Call it another wrinkle in the wide open world of 2010 money in politics: Disclosed donors can be anonymous too.
Citizens for a Working America PAC filed a statement of organization with the FEC on Sept. 2, 2010; about a month and a half later, they disclosed a $255,000 contribution from New Models, which describes itself as,
"…a 501c4 organization that seeks to identify the issues of the day, what messages if any the American people are hearing on those issues, ways in which issues impact views about lawmakers and policy, and what communications are most effective on key issues. New Models participates in public awareness of issues that are important to our right of center beliefs. [. . .] New Models does not advocate the election or defeat of any candidate."
According to records kept by the Virginia Secretary of State, the president and treasurer of New Models is Tim Crawford. According to reports published earlier this year, Crawford was also involved in a shadowy political advertising campaign in Ohio. His firm was the sole funder of a $1.5 million anti-slot machine campaign. People involved in the case in Ohio charged that New Models was a front organization bankrolling the political agendas of certain powerful players.
Crawford is also listed as the treasurer of Sarah Palin’s Political Action Committee, SarahPAC. According to the Center for Responsive Politics, SarahPAC made a $3,500 contribution to Republican candidate Mick Mulvaney–who's running against Spratt in South Carolina.
Including Citizens for a Working America PAC, Spratt has been targeted by seven outside groups. Club for Growth, an organization that's supported Tea Party candidates, has spent $209,000 opposing the South Carolinian Democrat. According to TransparencyData.com, the group has also contributed $1,000.00 to Mulvaney.
Mulvaney is also a recipient of $2,000 from Sen. Jim DeMint, R-S.C., who has supported Tea Party-backed candidates.
Sen. DeMint has not only contributed to help Mulvaney win along with Club for Growth and SarahPAC, but has received money for his own campaign from those groups as well. Club for Growth is DeMint’s top contributor giving him almost $150,000 since 2005. He's received $2,500 from SarahPAC.

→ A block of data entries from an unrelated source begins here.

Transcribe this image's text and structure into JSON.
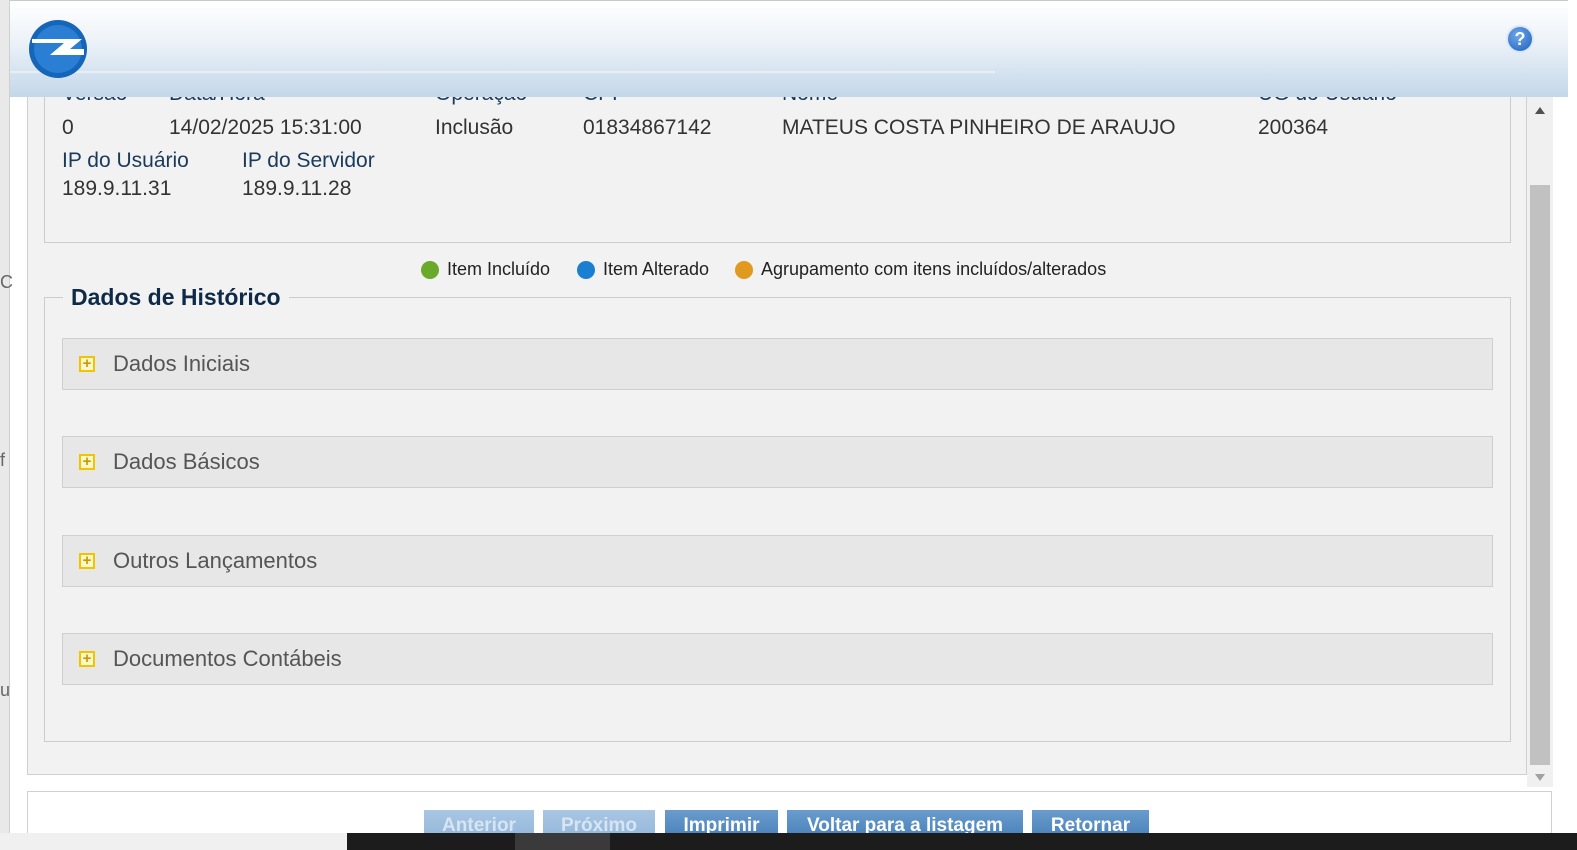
{
  "header": {
    "help_icon": "?"
  },
  "info": {
    "versao": {
      "label": "Versão",
      "value": "0"
    },
    "data_hora": {
      "label": "Data/Hora",
      "value": "14/02/2025 15:31:00"
    },
    "operacao": {
      "label": "Operação",
      "value": "Inclusão"
    },
    "cpf": {
      "label": "CPF",
      "value": "01834867142"
    },
    "nome": {
      "label": "Nome",
      "value": "MATEUS COSTA PINHEIRO DE ARAUJO"
    },
    "ug_usuario": {
      "label": "UG do Usuário",
      "value": "200364"
    },
    "ip_usuario": {
      "label": "IP do Usuário",
      "value": "189.9.11.31"
    },
    "ip_servidor": {
      "label": "IP do Servidor",
      "value": "189.9.11.28"
    }
  },
  "legend": [
    {
      "label": "Item Incluído",
      "color": "#6aaa2a"
    },
    {
      "label": "Item Alterado",
      "color": "#1a7fd0"
    },
    {
      "label": "Agrupamento com itens incluídos/alterados",
      "color": "#e09a20"
    }
  ],
  "historico": {
    "title": "Dados de Histórico",
    "sections": [
      {
        "label": "Dados Iniciais"
      },
      {
        "label": "Dados Básicos"
      },
      {
        "label": "Outros Lançamentos"
      },
      {
        "label": "Documentos Contábeis"
      }
    ]
  },
  "footer": {
    "anterior": "Anterior",
    "proximo": "Próximo",
    "imprimir": "Imprimir",
    "voltar": "Voltar para a listagem",
    "retornar": "Retornar"
  },
  "left_fragments": [
    "C",
    "f",
    "u"
  ]
}
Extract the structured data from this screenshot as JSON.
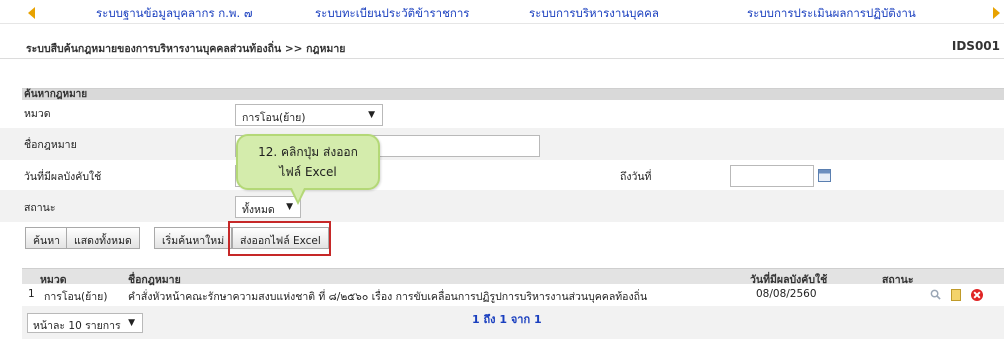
{
  "top_nav": {
    "items": [
      {
        "label": "ระบบฐานข้อมูลบุคลากร ก.พ. ๗"
      },
      {
        "label": "ระบบทะเบียนประวัติข้าราชการ"
      },
      {
        "label": "ระบบการบริหารงานบุคคล"
      },
      {
        "label": "ระบบการประเมินผลการปฏิบัติงาน"
      }
    ]
  },
  "header": {
    "breadcrumb": "ระบบสืบค้นกฎหมายของการบริหารงานบุคคลส่วนท้องถิ่น >> กฎหมาย",
    "screen_code": "IDS001"
  },
  "search": {
    "section_title": "ค้นหากฎหมาย",
    "category_label": "หมวด",
    "category_value": "การโอน(ย้าย)",
    "law_name_label": "ชื่อกฎหมาย",
    "law_name_value": "",
    "effective_date_label": "วันที่มีผลบังคับใช้",
    "effective_date_from": "",
    "to_date_label": "ถึงวันที่",
    "effective_date_to": "",
    "status_label": "สถานะ",
    "status_value": "ทั้งหมด"
  },
  "buttons": {
    "search": "ค้นหา",
    "show_all": "แสดงทั้งหมด",
    "new_search": "เริ่มค้นหาใหม่",
    "export_excel": "ส่งออกไฟล์ Excel"
  },
  "callout": {
    "line1": "12. คลิกปุ่ม ส่งออก",
    "line2": "ไฟล์ Excel"
  },
  "table": {
    "columns": [
      "หมวด",
      "ชื่อกฎหมาย",
      "วันที่มีผลบังคับใช้",
      "สถานะ"
    ],
    "rows": [
      {
        "index": "1",
        "category": "การโอน(ย้าย)",
        "name": "คำสั่งหัวหน้าคณะรักษาความสงบแห่งชาติ ที่ ๘/๒๕๖๐ เรื่อง การขับเคลื่อนการปฏิรูปการบริหารงานส่วนบุคคลท้องถิ่น",
        "effective_date": "08/08/2560",
        "status": ""
      }
    ]
  },
  "pagination": {
    "page_size": "หน้าละ 10 รายการ",
    "summary": "1 ถึง 1 จาก 1"
  },
  "colors": {
    "link": "#1a3fbf",
    "nav_arrow": "#e8a200",
    "highlight_border": "#c62828",
    "callout_fill": "#d4ecac"
  }
}
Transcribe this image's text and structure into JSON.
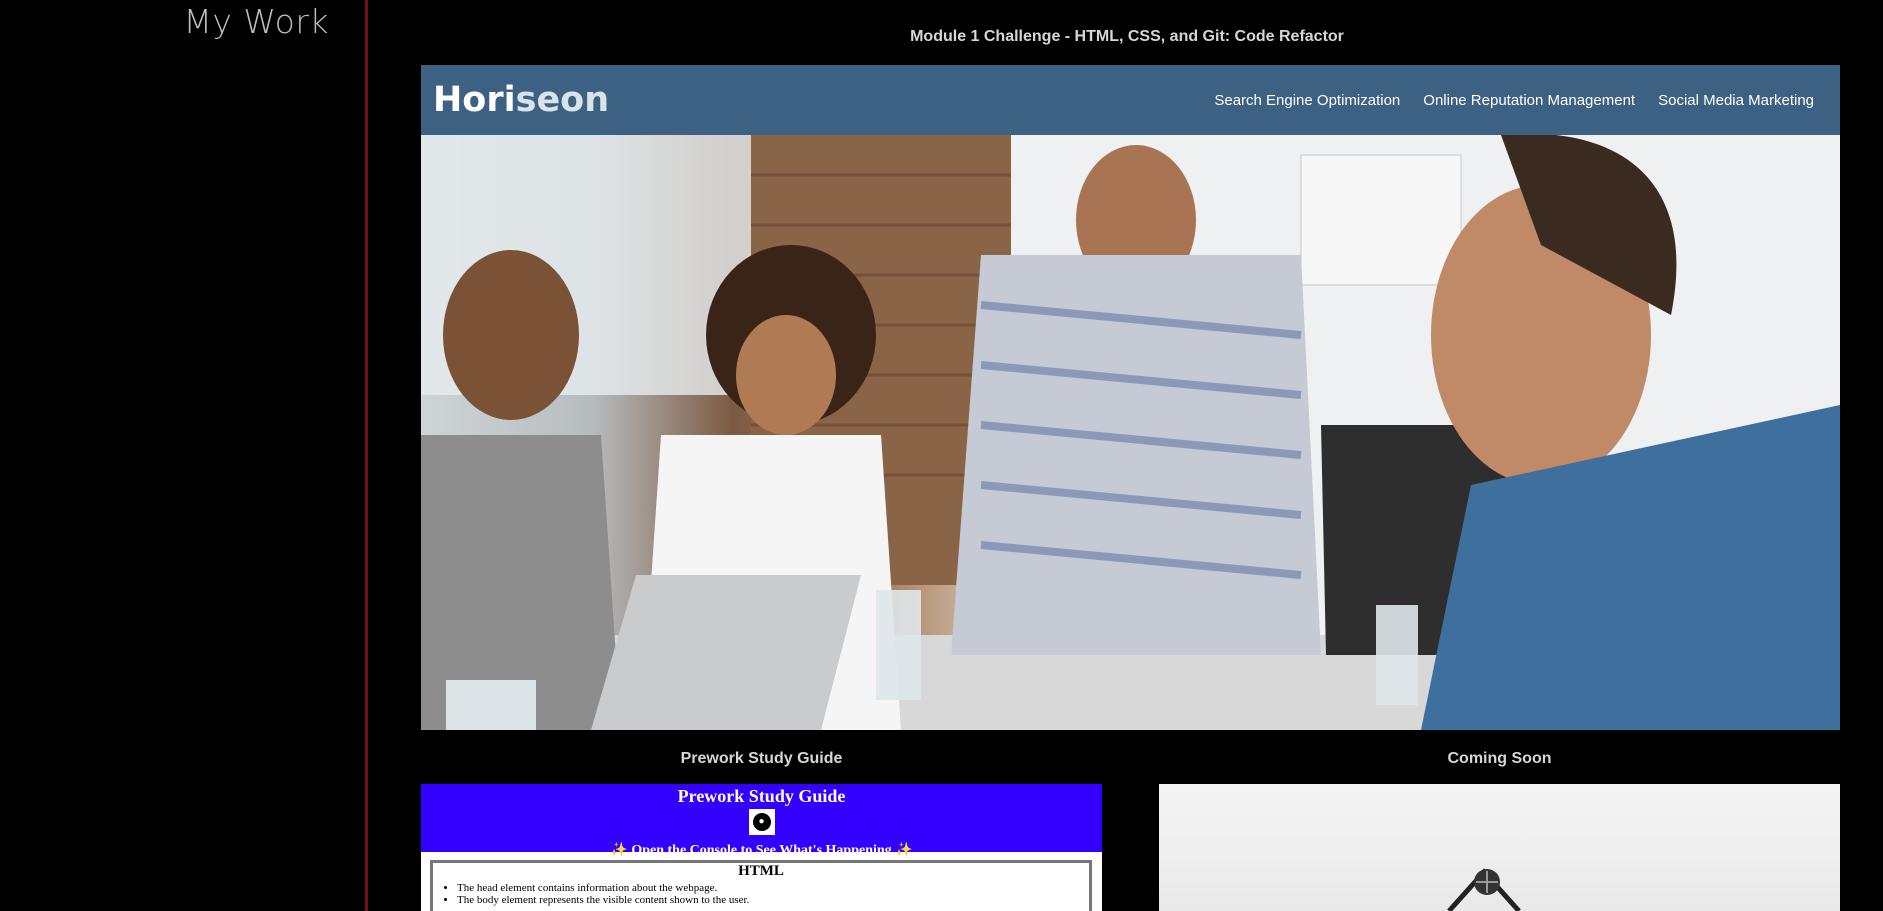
{
  "sidebar": {
    "title": "My Work"
  },
  "project": {
    "title": "Module 1 Challenge - HTML, CSS, and Git: Code Refactor",
    "logo_a": "Hori",
    "logo_b": "seon",
    "nav": [
      "Search Engine Optimization",
      "Online Reputation Management",
      "Social Media Marketing"
    ]
  },
  "cards": [
    {
      "title": "Prework Study Guide",
      "heading": "Prework Study Guide",
      "console": "✨ Open the Console to See What's Happening ✨",
      "section": "HTML",
      "items": [
        "The head element contains information about the webpage.",
        "The body element represents the visible content shown to the user."
      ]
    },
    {
      "title": "Coming Soon"
    }
  ]
}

To date, $1.6 million has been spent to oppose Spratt’s bid for re-election. Citizens for a Working America has spent $250,000.
Representative Spratt is just one of the 407 political hopefuls across the country who have had outside money affect their chances of winning a seat in one of the 472 political offices available. Last week, outside spending to influence political campaigns officially exceeded the $200 million mark. Also, according to analysis by the Sunlight Foundation, outside groups are spending more money this election cycle than political committees such as Democratic Congressional Campaign Committee (DCCC) and the National Republican Congressional Committee (RNCC). The change is a dramatic shift compared to elections past.